* TASK DETAILS:
Word for word, give the listing below again.

* TASK MATERIAL:
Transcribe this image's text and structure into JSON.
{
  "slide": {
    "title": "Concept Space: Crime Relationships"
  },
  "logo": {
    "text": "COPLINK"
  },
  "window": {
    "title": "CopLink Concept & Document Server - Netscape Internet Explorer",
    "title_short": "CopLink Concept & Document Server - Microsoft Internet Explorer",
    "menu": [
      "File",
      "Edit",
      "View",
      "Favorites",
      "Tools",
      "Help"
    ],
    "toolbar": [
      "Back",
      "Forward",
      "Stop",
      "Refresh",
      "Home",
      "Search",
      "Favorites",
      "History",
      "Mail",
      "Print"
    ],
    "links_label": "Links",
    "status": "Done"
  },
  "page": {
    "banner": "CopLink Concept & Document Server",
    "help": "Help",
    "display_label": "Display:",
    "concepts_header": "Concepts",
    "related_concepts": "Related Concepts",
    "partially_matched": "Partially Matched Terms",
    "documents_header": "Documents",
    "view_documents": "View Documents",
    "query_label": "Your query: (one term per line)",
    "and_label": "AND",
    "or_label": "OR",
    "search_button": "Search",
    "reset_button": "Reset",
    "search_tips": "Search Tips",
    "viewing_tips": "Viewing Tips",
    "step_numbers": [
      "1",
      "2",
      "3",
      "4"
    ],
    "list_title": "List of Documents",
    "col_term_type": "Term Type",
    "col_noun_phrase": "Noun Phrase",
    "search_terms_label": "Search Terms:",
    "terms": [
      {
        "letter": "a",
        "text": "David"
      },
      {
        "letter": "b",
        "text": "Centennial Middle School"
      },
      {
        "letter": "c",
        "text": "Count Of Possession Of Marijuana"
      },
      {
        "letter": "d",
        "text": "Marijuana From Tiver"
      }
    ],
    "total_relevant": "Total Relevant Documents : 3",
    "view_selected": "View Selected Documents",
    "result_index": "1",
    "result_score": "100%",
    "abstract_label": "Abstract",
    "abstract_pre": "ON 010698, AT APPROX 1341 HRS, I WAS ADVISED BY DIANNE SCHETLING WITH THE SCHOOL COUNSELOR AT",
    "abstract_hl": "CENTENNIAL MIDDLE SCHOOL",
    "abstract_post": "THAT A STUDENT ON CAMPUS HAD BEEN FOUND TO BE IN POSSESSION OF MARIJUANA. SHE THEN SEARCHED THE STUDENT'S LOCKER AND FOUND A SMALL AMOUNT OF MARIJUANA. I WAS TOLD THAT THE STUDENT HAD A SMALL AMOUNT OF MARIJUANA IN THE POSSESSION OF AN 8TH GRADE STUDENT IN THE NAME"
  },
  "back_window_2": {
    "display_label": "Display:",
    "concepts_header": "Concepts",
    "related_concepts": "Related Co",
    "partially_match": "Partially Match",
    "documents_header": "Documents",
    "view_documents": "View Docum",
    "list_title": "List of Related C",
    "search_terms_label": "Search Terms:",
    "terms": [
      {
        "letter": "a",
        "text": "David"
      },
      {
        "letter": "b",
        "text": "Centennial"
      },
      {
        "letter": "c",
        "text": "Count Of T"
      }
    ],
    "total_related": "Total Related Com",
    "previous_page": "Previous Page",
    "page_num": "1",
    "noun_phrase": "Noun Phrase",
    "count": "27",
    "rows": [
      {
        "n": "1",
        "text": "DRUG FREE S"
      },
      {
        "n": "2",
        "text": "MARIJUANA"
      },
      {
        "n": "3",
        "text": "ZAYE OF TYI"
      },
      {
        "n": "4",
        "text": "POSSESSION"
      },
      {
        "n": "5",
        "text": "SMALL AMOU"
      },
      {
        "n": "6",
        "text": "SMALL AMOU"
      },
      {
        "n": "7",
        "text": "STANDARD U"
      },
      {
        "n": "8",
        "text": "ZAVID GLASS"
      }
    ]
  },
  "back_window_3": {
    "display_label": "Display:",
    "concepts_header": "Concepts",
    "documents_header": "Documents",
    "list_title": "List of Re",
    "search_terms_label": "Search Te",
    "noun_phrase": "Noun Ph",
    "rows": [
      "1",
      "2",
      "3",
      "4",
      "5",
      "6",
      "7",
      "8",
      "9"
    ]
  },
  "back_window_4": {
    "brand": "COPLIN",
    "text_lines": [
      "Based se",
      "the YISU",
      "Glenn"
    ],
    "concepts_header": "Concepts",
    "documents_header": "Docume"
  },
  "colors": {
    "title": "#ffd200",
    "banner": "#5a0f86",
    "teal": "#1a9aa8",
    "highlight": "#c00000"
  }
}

* SOLVED EXERCISE:
Transcribe this image's text and structure into JSON.
{
  "slide": {
    "title": "Concept Space: Crime Relationships"
  },
  "logo": {
    "text": "COPLINK"
  },
  "window": {
    "title": "CopLink Concept & Document Server - Netscape Internet Explorer",
    "title_short": "CopLink Concept & Document Server - Microsoft Internet Explorer",
    "menu": [
      "File",
      "Edit",
      "View",
      "Favorites",
      "Tools",
      "Help"
    ],
    "toolbar": [
      "Back",
      "Forward",
      "Stop",
      "Refresh",
      "Home",
      "Search",
      "Favorites",
      "History",
      "Mail",
      "Print"
    ],
    "links_label": "Links",
    "status": "Done"
  },
  "page": {
    "banner": "CopLink Concept & Document Server",
    "help": "Help",
    "display_label": "Display:",
    "concepts_header": "Concepts",
    "related_concepts": "Related Concepts",
    "partially_matched": "Partially Matched Terms",
    "documents_header": "Documents",
    "view_documents": "View Documents",
    "query_label": "Your query: (one term per line)",
    "and_label": "AND",
    "or_label": "OR",
    "search_button": "Search",
    "reset_button": "Reset",
    "search_tips": "Search Tips",
    "viewing_tips": "Viewing Tips",
    "step_numbers": [
      "1",
      "2",
      "3",
      "4"
    ],
    "list_title": "List of Documents",
    "col_term_type": "Term Type",
    "col_noun_phrase": "Noun Phrase",
    "search_terms_label": "Search Terms:",
    "terms": [
      {
        "letter": "a",
        "text": "David"
      },
      {
        "letter": "b",
        "text": "Centennial Middle School"
      },
      {
        "letter": "c",
        "text": "Count Of Possession Of Marijuana"
      },
      {
        "letter": "d",
        "text": "Marijuana From Tiver"
      }
    ],
    "total_relevant": "Total Relevant Documents : 3",
    "view_selected": "View Selected Documents",
    "result_index": "1",
    "result_score": "100%",
    "abstract_label": "Abstract",
    "abstract_pre": "ON 010698, AT APPROX 1341 HRS, I WAS ADVISED BY DIANNE SCHETLING WITH THE SCHOOL COUNSELOR AT",
    "abstract_hl": "CENTENNIAL MIDDLE SCHOOL",
    "abstract_post": "THAT A STUDENT ON CAMPUS HAD BEEN FOUND TO BE IN POSSESSION OF MARIJUANA. SHE THEN SEARCHED THE STUDENT'S LOCKER AND FOUND A SMALL AMOUNT OF MARIJUANA. I WAS TOLD THAT THE STUDENT HAD A SMALL AMOUNT OF MARIJUANA IN THE POSSESSION OF AN 8TH GRADE STUDENT IN THE NAME"
  },
  "back_window_2": {
    "display_label": "Display:",
    "concepts_header": "Concepts",
    "related_concepts": "Related Co",
    "partially_match": "Partially Match",
    "documents_header": "Documents",
    "view_documents": "View Docum",
    "list_title": "List of Related C",
    "search_terms_label": "Search Terms:",
    "terms": [
      {
        "letter": "a",
        "text": "David"
      },
      {
        "letter": "b",
        "text": "Centennial"
      },
      {
        "letter": "c",
        "text": "Count Of T"
      }
    ],
    "total_related": "Total Related Com",
    "previous_page": "Previous Page",
    "page_num": "1",
    "noun_phrase": "Noun Phrase",
    "count": "27",
    "rows": [
      {
        "n": "1",
        "text": "DRUG FREE S"
      },
      {
        "n": "2",
        "text": "MARIJUANA"
      },
      {
        "n": "3",
        "text": "ZAYE OF TYI"
      },
      {
        "n": "4",
        "text": "POSSESSION"
      },
      {
        "n": "5",
        "text": "SMALL AMOU"
      },
      {
        "n": "6",
        "text": "SMALL AMOU"
      },
      {
        "n": "7",
        "text": "STANDARD U"
      },
      {
        "n": "8",
        "text": "ZAVID GLASS"
      }
    ]
  },
  "back_window_3": {
    "display_label": "Display:",
    "concepts_header": "Concepts",
    "documents_header": "Documents",
    "list_title": "List of Re",
    "search_terms_label": "Search Te",
    "noun_phrase": "Noun Ph",
    "rows": [
      "1",
      "2",
      "3",
      "4",
      "5",
      "6",
      "7",
      "8",
      "9"
    ]
  },
  "back_window_4": {
    "brand": "COPLIN",
    "text_lines": [
      "Based se",
      "the YISU",
      "Glenn"
    ],
    "concepts_header": "Concepts",
    "documents_header": "Docume"
  },
  "colors": {
    "title": "#ffd200",
    "banner": "#5a0f86",
    "teal": "#1a9aa8",
    "highlight": "#c00000"
  }
}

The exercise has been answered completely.